> **Work instruction**: Pull out every line below containing the word "data".

> **Source information**:
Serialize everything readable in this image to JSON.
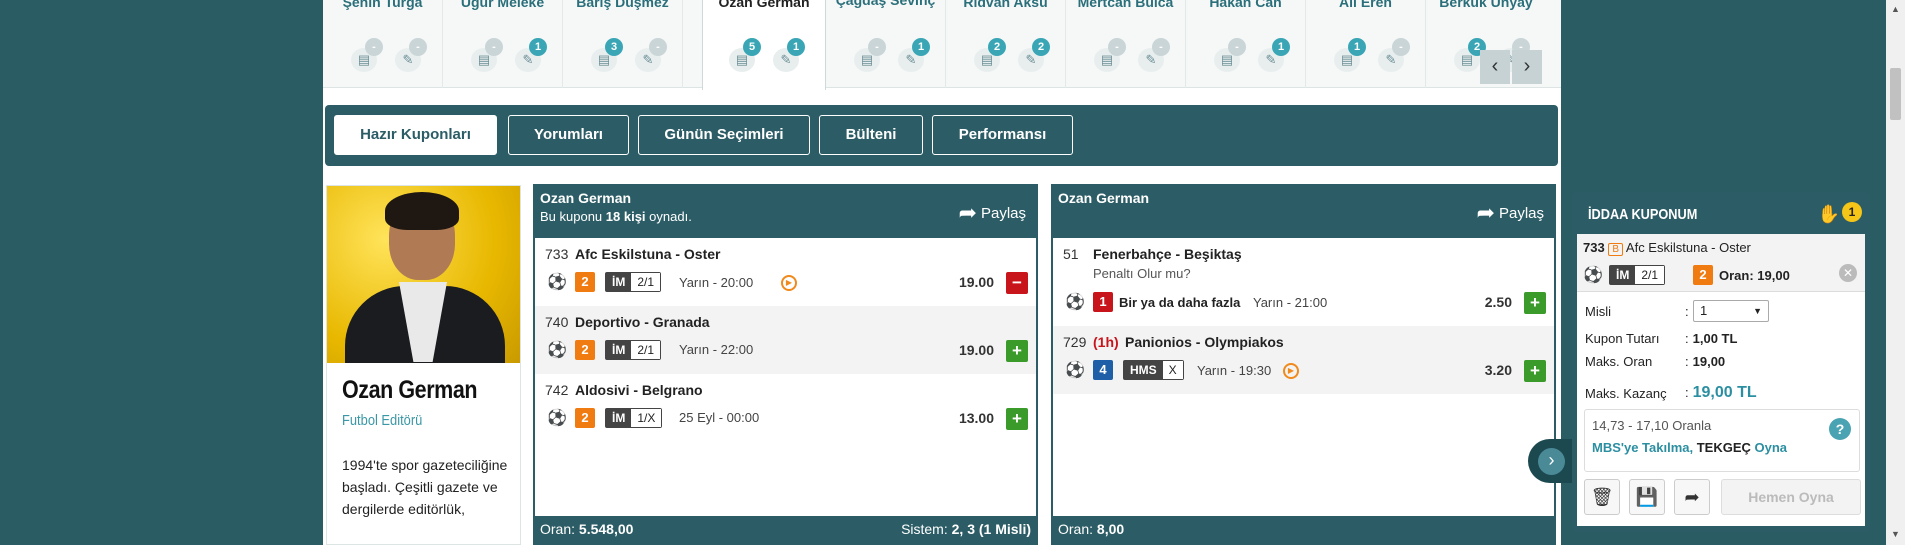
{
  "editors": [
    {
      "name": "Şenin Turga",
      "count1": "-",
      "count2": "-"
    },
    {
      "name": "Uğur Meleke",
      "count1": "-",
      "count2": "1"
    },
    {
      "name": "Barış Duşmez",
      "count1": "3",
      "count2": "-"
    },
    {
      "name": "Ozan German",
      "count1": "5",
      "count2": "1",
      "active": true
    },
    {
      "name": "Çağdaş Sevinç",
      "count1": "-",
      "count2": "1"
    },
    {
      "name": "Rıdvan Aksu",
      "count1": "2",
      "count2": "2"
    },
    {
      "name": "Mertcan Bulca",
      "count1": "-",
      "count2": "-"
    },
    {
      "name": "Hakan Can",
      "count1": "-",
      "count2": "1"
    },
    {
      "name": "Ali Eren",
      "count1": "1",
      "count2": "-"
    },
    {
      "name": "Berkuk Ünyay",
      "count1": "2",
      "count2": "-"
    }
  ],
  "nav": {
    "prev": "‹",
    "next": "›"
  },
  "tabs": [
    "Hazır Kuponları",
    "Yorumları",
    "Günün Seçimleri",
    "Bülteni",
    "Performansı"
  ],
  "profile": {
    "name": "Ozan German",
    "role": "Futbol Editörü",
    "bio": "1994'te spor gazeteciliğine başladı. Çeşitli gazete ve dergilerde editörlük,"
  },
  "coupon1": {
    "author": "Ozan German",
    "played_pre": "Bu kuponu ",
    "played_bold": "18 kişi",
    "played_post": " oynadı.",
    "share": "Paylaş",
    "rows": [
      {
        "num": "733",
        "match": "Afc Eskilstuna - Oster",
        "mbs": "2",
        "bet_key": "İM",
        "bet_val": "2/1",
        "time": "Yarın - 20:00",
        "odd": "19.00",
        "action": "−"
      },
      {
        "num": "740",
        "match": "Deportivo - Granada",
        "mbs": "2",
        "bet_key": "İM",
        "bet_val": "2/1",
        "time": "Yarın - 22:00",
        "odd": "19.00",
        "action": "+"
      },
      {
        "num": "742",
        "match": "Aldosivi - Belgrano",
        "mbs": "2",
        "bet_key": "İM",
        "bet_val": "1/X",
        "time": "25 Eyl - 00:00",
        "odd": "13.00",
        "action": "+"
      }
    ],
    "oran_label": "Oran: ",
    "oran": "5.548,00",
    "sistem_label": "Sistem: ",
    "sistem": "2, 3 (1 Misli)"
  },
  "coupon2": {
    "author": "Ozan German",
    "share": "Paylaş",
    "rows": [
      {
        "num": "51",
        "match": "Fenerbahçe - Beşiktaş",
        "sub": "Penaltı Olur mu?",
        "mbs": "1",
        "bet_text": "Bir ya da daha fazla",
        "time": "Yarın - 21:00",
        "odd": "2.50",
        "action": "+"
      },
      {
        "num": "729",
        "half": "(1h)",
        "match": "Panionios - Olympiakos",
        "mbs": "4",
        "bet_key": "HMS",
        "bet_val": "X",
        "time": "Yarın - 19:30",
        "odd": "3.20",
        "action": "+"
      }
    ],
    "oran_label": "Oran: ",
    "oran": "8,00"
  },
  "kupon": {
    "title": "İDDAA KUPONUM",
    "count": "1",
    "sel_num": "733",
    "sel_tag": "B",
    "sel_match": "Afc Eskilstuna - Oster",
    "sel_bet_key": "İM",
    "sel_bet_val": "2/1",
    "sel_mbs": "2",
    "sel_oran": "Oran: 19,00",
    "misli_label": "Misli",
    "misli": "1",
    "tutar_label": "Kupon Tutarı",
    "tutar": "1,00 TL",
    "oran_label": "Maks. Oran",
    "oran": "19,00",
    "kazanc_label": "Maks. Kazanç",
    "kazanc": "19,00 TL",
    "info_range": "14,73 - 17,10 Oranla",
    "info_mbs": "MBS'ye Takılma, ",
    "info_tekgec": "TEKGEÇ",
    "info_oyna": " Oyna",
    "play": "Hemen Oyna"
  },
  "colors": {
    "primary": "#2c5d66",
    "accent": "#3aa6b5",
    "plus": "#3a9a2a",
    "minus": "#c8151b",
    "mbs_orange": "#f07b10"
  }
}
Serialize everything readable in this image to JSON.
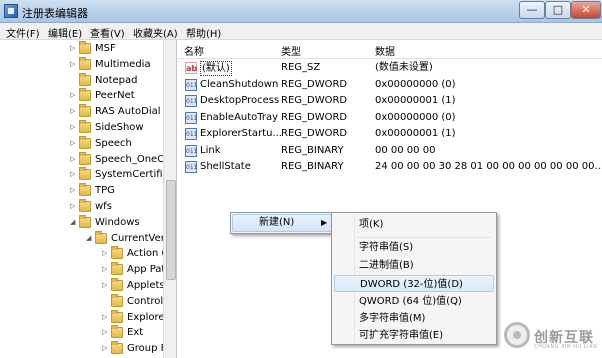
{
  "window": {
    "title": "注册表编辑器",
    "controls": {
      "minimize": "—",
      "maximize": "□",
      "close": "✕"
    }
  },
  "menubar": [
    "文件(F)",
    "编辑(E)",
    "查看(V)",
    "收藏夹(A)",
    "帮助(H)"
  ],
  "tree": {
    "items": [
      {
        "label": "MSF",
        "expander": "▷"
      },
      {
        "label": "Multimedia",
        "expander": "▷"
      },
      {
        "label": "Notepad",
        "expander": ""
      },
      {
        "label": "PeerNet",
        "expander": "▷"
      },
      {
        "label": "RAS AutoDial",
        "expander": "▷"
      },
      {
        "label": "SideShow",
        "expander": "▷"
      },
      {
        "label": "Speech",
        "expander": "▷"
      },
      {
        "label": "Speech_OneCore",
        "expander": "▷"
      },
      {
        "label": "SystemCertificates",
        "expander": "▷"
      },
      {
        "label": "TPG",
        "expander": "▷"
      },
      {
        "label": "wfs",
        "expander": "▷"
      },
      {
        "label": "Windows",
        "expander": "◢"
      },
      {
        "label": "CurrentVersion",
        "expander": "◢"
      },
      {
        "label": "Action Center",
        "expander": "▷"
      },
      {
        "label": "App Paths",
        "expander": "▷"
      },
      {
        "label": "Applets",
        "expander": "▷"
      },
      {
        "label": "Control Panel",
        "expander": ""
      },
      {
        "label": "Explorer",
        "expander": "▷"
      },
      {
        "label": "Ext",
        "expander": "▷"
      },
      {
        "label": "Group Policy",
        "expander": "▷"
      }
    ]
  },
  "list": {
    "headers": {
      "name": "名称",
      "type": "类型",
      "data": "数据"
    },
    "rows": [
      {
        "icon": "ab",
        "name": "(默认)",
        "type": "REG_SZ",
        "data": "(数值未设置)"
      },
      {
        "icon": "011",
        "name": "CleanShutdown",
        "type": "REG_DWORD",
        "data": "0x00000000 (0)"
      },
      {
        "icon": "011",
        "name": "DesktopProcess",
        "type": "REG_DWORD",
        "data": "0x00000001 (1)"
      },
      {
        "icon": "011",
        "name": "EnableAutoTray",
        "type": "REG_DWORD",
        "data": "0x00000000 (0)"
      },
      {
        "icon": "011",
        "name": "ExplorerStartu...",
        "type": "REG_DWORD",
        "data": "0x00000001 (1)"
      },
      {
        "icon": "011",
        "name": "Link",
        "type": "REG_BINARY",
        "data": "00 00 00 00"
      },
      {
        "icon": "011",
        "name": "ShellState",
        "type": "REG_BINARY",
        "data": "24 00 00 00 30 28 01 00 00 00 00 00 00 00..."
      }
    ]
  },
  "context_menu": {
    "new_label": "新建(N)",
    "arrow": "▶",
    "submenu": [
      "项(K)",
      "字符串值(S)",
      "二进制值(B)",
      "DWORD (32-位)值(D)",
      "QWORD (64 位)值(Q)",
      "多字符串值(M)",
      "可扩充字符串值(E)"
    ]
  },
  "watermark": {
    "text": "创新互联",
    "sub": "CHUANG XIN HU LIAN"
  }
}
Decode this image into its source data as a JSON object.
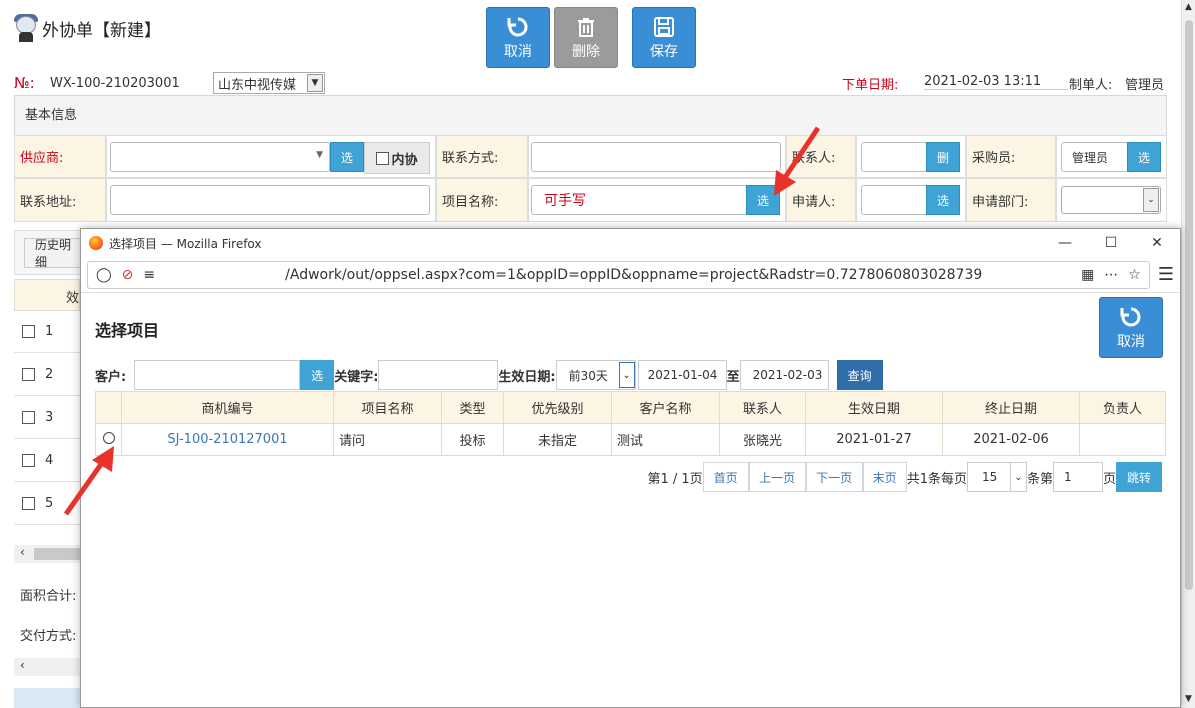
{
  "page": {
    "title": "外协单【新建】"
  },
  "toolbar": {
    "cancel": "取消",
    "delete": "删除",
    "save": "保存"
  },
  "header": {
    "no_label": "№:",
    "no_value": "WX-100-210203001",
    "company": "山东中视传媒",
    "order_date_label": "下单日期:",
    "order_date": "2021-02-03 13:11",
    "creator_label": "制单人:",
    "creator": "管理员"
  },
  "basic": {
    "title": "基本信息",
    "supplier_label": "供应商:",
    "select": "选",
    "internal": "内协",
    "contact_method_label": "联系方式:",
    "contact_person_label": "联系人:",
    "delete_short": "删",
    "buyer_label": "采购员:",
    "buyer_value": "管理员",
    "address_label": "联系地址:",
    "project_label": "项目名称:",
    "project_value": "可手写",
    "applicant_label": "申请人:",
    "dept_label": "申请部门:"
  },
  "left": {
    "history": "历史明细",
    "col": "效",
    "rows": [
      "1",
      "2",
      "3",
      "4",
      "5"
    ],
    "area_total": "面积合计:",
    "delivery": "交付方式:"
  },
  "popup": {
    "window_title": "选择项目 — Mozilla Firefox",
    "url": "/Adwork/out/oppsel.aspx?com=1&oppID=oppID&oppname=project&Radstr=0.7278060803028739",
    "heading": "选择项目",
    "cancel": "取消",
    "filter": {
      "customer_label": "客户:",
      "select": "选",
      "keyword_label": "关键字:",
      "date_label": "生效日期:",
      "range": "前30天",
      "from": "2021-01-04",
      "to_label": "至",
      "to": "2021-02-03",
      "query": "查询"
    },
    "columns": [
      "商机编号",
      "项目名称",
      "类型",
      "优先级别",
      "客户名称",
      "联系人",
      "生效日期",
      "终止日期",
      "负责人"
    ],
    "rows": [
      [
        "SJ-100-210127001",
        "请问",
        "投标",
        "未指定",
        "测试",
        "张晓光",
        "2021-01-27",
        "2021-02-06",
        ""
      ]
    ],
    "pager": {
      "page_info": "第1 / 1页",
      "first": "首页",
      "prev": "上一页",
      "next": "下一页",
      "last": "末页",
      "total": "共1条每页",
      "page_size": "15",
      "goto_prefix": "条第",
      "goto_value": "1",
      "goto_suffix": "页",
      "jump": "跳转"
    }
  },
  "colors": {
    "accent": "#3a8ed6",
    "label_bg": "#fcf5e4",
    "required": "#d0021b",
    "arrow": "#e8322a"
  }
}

> **Output of the exercise**:
      "data": "数据"
        "data": "(数值未设置)"
        "data": "0x00000000 (0)"
        "data": "0x00000001 (1)"
        "data": "0x00000000 (0)"
        "data": "0x00000001 (1)"
        "data": "00 00 00 00"
        "data": "24 00 00 00 30 28 01 00 00 00 00 00 00 00..."
Decode this image into its source data as a JSON object.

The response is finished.